Assignment :: Output the data below in full, byte for byte. Nothing may differ.

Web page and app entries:
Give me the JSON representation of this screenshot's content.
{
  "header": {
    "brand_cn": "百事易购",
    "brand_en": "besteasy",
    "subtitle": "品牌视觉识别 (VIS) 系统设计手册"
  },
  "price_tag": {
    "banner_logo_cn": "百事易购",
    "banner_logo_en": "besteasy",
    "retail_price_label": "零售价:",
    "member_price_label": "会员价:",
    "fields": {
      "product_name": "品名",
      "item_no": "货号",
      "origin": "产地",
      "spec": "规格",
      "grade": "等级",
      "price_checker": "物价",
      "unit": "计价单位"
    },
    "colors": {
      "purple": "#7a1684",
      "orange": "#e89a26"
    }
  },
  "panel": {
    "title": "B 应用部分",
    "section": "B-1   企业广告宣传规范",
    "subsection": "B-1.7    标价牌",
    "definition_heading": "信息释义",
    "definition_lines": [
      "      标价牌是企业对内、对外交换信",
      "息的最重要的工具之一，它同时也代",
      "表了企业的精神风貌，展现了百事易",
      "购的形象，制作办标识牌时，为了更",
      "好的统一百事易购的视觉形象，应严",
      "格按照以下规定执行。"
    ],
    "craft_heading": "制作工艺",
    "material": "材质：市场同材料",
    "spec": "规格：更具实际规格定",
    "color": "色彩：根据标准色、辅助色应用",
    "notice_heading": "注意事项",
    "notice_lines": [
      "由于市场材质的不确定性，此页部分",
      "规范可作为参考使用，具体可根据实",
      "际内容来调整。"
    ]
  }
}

Exercise output ::
Give me the JSON representation of this screenshot's content.
{
  "header": {
    "brand_cn": "百事易购",
    "brand_en": "besteasy",
    "subtitle": "品牌视觉识别 (VIS) 系统设计手册"
  },
  "price_tag": {
    "banner_logo_cn": "百事易购",
    "banner_logo_en": "besteasy",
    "retail_price_label": "零售价:",
    "member_price_label": "会员价:",
    "fields": {
      "product_name": "品名",
      "item_no": "货号",
      "origin": "产地",
      "spec": "规格",
      "grade": "等级",
      "price_checker": "物价",
      "unit": "计价单位"
    },
    "colors": {
      "purple": "#7a1684",
      "orange": "#e89a26"
    }
  },
  "panel": {
    "title": "B 应用部分",
    "section": "B-1   企业广告宣传规范",
    "subsection": "B-1.7    标价牌",
    "definition_heading": "信息释义",
    "definition_lines": [
      "      标价牌是企业对内、对外交换信",
      "息的最重要的工具之一，它同时也代",
      "表了企业的精神风貌，展现了百事易",
      "购的形象，制作办标识牌时，为了更",
      "好的统一百事易购的视觉形象，应严",
      "格按照以下规定执行。"
    ],
    "craft_heading": "制作工艺",
    "material": "材质：市场同材料",
    "spec": "规格：更具实际规格定",
    "color": "色彩：根据标准色、辅助色应用",
    "notice_heading": "注意事项",
    "notice_lines": [
      "由于市场材质的不确定性，此页部分",
      "规范可作为参考使用，具体可根据实",
      "际内容来调整。"
    ]
  }
}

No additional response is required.